(Data for the task)

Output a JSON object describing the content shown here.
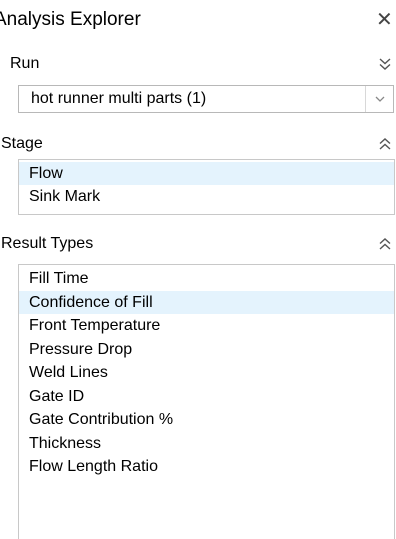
{
  "panel": {
    "title": "Analysis Explorer",
    "close_icon": "close-icon"
  },
  "run": {
    "label": "Run",
    "toggle_icon": "double-chevron-down-icon",
    "selected_value": "hot runner multi parts (1)",
    "dropdown_icon": "chevron-down-icon"
  },
  "stage": {
    "label": "Stage",
    "toggle_icon": "double-chevron-up-icon",
    "items": [
      {
        "label": "Flow",
        "selected": true
      },
      {
        "label": "Sink Mark",
        "selected": false
      }
    ]
  },
  "result_types": {
    "label": "Result Types",
    "toggle_icon": "double-chevron-up-icon",
    "items": [
      {
        "label": "Fill Time",
        "selected": false
      },
      {
        "label": "Confidence of Fill",
        "selected": true
      },
      {
        "label": "Front Temperature",
        "selected": false
      },
      {
        "label": "Pressure Drop",
        "selected": false
      },
      {
        "label": "Weld Lines",
        "selected": false
      },
      {
        "label": "Gate ID",
        "selected": false
      },
      {
        "label": "Gate Contribution %",
        "selected": false
      },
      {
        "label": "Thickness",
        "selected": false
      },
      {
        "label": "Flow Length Ratio",
        "selected": false
      }
    ]
  },
  "colors": {
    "selection_bg": "#e4f3fd",
    "border": "#c8c8c8",
    "text": "#000000"
  }
}
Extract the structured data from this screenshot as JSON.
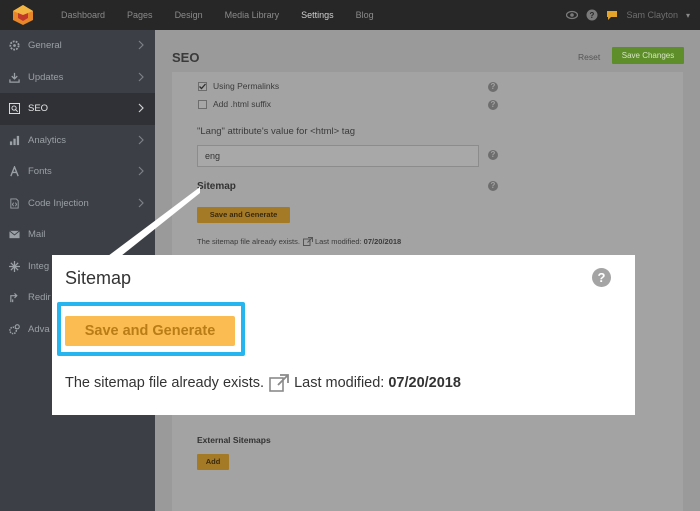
{
  "topbar": {
    "nav": [
      "Dashboard",
      "Pages",
      "Design",
      "Media Library",
      "Settings",
      "Blog"
    ],
    "active": "Settings",
    "user": "Sam Clayton"
  },
  "sidebar": {
    "items": [
      {
        "label": "General",
        "icon": "gear-icon"
      },
      {
        "label": "Updates",
        "icon": "download-icon"
      },
      {
        "label": "SEO",
        "icon": "search-icon",
        "active": true
      },
      {
        "label": "Analytics",
        "icon": "bar-chart-icon"
      },
      {
        "label": "Fonts",
        "icon": "font-icon"
      },
      {
        "label": "Code Injection",
        "icon": "code-file-icon"
      },
      {
        "label": "Mail",
        "icon": "mail-icon"
      },
      {
        "label": "Integ",
        "icon": "puzzle-icon"
      },
      {
        "label": "Redir",
        "icon": "redirect-icon"
      },
      {
        "label": "Adva",
        "icon": "advanced-gear-icon"
      }
    ]
  },
  "main": {
    "title": "SEO",
    "reset": "Reset",
    "save": "Save Changes",
    "using_permalinks": "Using Permalinks",
    "using_permalinks_checked": true,
    "html_suffix": "Add .html suffix",
    "html_suffix_checked": false,
    "lang_label": "\"Lang\" attribute's value for <html> tag",
    "lang_value": "eng",
    "sitemap_title": "Sitemap",
    "sitemap_button": "Save and Generate",
    "sitemap_status": "The sitemap file already exists.",
    "last_modified_label": "Last modified:",
    "last_modified_value": "07/20/2018",
    "external_title": "External Sitemaps",
    "add_button": "Add"
  },
  "callout": {
    "title": "Sitemap",
    "button": "Save and Generate",
    "status": "The sitemap file already exists.",
    "last_modified_label": "Last modified:",
    "last_modified_value": "07/20/2018"
  },
  "colors": {
    "accent": "#27b5ef",
    "button": "#fbbd52",
    "save": "#5d8e2a"
  }
}
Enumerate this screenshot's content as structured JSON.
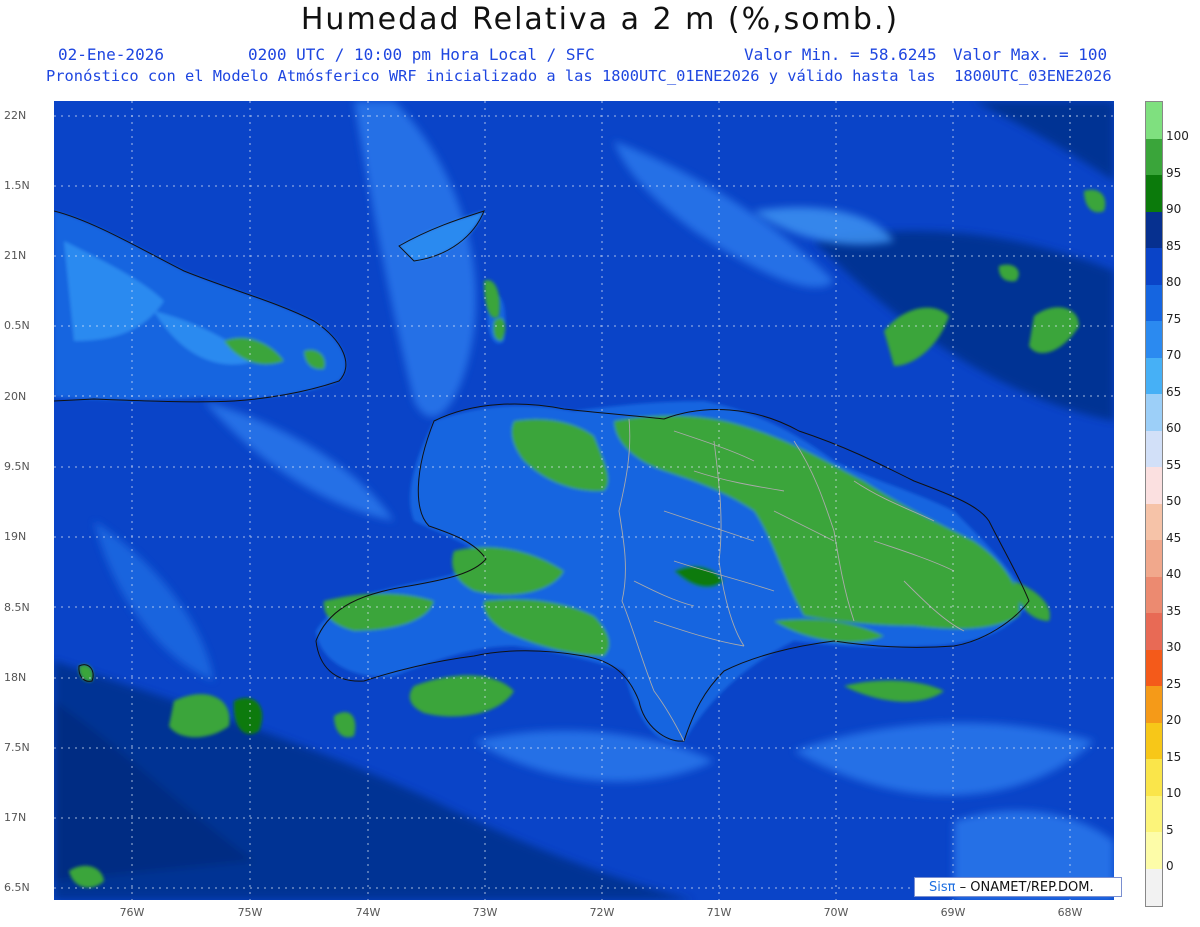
{
  "header": {
    "title": "Humedad Relativa a 2 m (%,somb.)",
    "date": "02-Ene-2026",
    "time_info": "0200 UTC / 10:00 pm Hora Local / SFC",
    "min_label": "Valor Min. = 58.6245",
    "max_label": "Valor Max. = 100",
    "model_info": "Pronóstico con el Modelo Atmósferico WRF inicializado a las 1800UTC_01ENE2026 y válido hasta las  1800UTC_03ENE2026"
  },
  "map_data": {
    "lat_labels": [
      "22N",
      "1.5N",
      "21N",
      "0.5N",
      "20N",
      "9.5N",
      "19N",
      "8.5N",
      "18N",
      "7.5N",
      "17N",
      "6.5N"
    ],
    "lon_labels": [
      "76W",
      "75W",
      "74W",
      "73W",
      "72W",
      "71W",
      "70W",
      "69W",
      "68W"
    ],
    "colors": {
      "ocean_base": "#0a44c8",
      "ocean_light": "#2a78ec",
      "ocean_dark": "#05339e",
      "land_green": "#3aa53a",
      "land_dark_green": "#0b7a0b",
      "coast": "#111111",
      "border": "#aaaaaa"
    }
  },
  "colorbar": {
    "ticks": [
      "100",
      "95",
      "90",
      "85",
      "80",
      "75",
      "70",
      "65",
      "60",
      "55",
      "50",
      "45",
      "40",
      "35",
      "30",
      "25",
      "20",
      "15",
      "10",
      "5",
      "0"
    ],
    "colors": [
      "#7fe07f",
      "#3aa53a",
      "#0b7a0b",
      "#06308f",
      "#0a44c8",
      "#1565e0",
      "#2b8af0",
      "#46b0f6",
      "#9ccff8",
      "#d2e0f8",
      "#fbe0e0",
      "#f6c3a8",
      "#f1a88c",
      "#ec8a70",
      "#e86a55",
      "#f45a1a",
      "#f59a18",
      "#f7c718",
      "#fae54a",
      "#fcf47a",
      "#fdfca8",
      "#f2f2f2"
    ]
  },
  "credit": {
    "logo": "Sisπ",
    "text": "– ONAMET/REP.DOM."
  }
}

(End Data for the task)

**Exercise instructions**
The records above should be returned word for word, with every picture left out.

**Task output**
Output a JSON object describing the content shown here.
{
  "panel": {
    "title": "Analysis Explorer",
    "close_icon": "close-icon"
  },
  "run": {
    "label": "Run",
    "toggle_icon": "double-chevron-down-icon",
    "selected_value": "hot runner multi parts (1)",
    "dropdown_icon": "chevron-down-icon"
  },
  "stage": {
    "label": "Stage",
    "toggle_icon": "double-chevron-up-icon",
    "items": [
      {
        "label": "Flow",
        "selected": true
      },
      {
        "label": "Sink Mark",
        "selected": false
      }
    ]
  },
  "result_types": {
    "label": "Result Types",
    "toggle_icon": "double-chevron-up-icon",
    "items": [
      {
        "label": "Fill Time",
        "selected": false
      },
      {
        "label": "Confidence of Fill",
        "selected": true
      },
      {
        "label": "Front Temperature",
        "selected": false
      },
      {
        "label": "Pressure Drop",
        "selected": false
      },
      {
        "label": "Weld Lines",
        "selected": false
      },
      {
        "label": "Gate ID",
        "selected": false
      },
      {
        "label": "Gate Contribution %",
        "selected": false
      },
      {
        "label": "Thickness",
        "selected": false
      },
      {
        "label": "Flow Length Ratio",
        "selected": false
      }
    ]
  },
  "colors": {
    "selection_bg": "#e4f3fd",
    "border": "#c8c8c8",
    "text": "#000000"
  }
}
Extract the structured data from this screenshot as JSON.
{
  "topbar": {
    "nav": [
      "Dashboard",
      "Pages",
      "Design",
      "Media Library",
      "Settings",
      "Blog"
    ],
    "active": "Settings",
    "user": "Sam Clayton"
  },
  "sidebar": {
    "items": [
      {
        "label": "General",
        "icon": "gear-icon"
      },
      {
        "label": "Updates",
        "icon": "download-icon"
      },
      {
        "label": "SEO",
        "icon": "search-icon",
        "active": true
      },
      {
        "label": "Analytics",
        "icon": "bar-chart-icon"
      },
      {
        "label": "Fonts",
        "icon": "font-icon"
      },
      {
        "label": "Code Injection",
        "icon": "code-file-icon"
      },
      {
        "label": "Mail",
        "icon": "mail-icon"
      },
      {
        "label": "Integ",
        "icon": "puzzle-icon"
      },
      {
        "label": "Redir",
        "icon": "redirect-icon"
      },
      {
        "label": "Adva",
        "icon": "advanced-gear-icon"
      }
    ]
  },
  "main": {
    "title": "SEO",
    "reset": "Reset",
    "save": "Save Changes",
    "using_permalinks": "Using Permalinks",
    "using_permalinks_checked": true,
    "html_suffix": "Add .html suffix",
    "html_suffix_checked": false,
    "lang_label": "\"Lang\" attribute's value for <html> tag",
    "lang_value": "eng",
    "sitemap_title": "Sitemap",
    "sitemap_button": "Save and Generate",
    "sitemap_status": "The sitemap file already exists.",
    "last_modified_label": "Last modified:",
    "last_modified_value": "07/20/2018",
    "external_title": "External Sitemaps",
    "add_button": "Add"
  },
  "callout": {
    "title": "Sitemap",
    "button": "Save and Generate",
    "status": "The sitemap file already exists.",
    "last_modified_label": "Last modified:",
    "last_modified_value": "07/20/2018"
  },
  "colors": {
    "accent": "#27b5ef",
    "button": "#fbbd52",
    "save": "#5d8e2a"
  }
}
Enumerate this screenshot's content as structured JSON.
{
  "header": {
    "title": "Humedad Relativa a 2 m (%,somb.)",
    "date": "02-Ene-2026",
    "time_info": "0200 UTC / 10:00 pm Hora Local / SFC",
    "min_label": "Valor Min. = 58.6245",
    "max_label": "Valor Max. = 100",
    "model_info": "Pronóstico con el Modelo Atmósferico WRF inicializado a las 1800UTC_01ENE2026 y válido hasta las  1800UTC_03ENE2026"
  },
  "map_data": {
    "lat_labels": [
      "22N",
      "1.5N",
      "21N",
      "0.5N",
      "20N",
      "9.5N",
      "19N",
      "8.5N",
      "18N",
      "7.5N",
      "17N",
      "6.5N"
    ],
    "lon_labels": [
      "76W",
      "75W",
      "74W",
      "73W",
      "72W",
      "71W",
      "70W",
      "69W",
      "68W"
    ],
    "colors": {
      "ocean_base": "#0a44c8",
      "ocean_light": "#2a78ec",
      "ocean_dark": "#05339e",
      "land_green": "#3aa53a",
      "land_dark_green": "#0b7a0b",
      "coast": "#111111",
      "border": "#aaaaaa"
    }
  },
  "colorbar": {
    "ticks": [
      "100",
      "95",
      "90",
      "85",
      "80",
      "75",
      "70",
      "65",
      "60",
      "55",
      "50",
      "45",
      "40",
      "35",
      "30",
      "25",
      "20",
      "15",
      "10",
      "5",
      "0"
    ],
    "colors": [
      "#7fe07f",
      "#3aa53a",
      "#0b7a0b",
      "#06308f",
      "#0a44c8",
      "#1565e0",
      "#2b8af0",
      "#46b0f6",
      "#9ccff8",
      "#d2e0f8",
      "#fbe0e0",
      "#f6c3a8",
      "#f1a88c",
      "#ec8a70",
      "#e86a55",
      "#f45a1a",
      "#f59a18",
      "#f7c718",
      "#fae54a",
      "#fcf47a",
      "#fdfca8",
      "#f2f2f2"
    ]
  },
  "credit": {
    "logo": "Sisπ",
    "text": "– ONAMET/REP.DOM."
  }
}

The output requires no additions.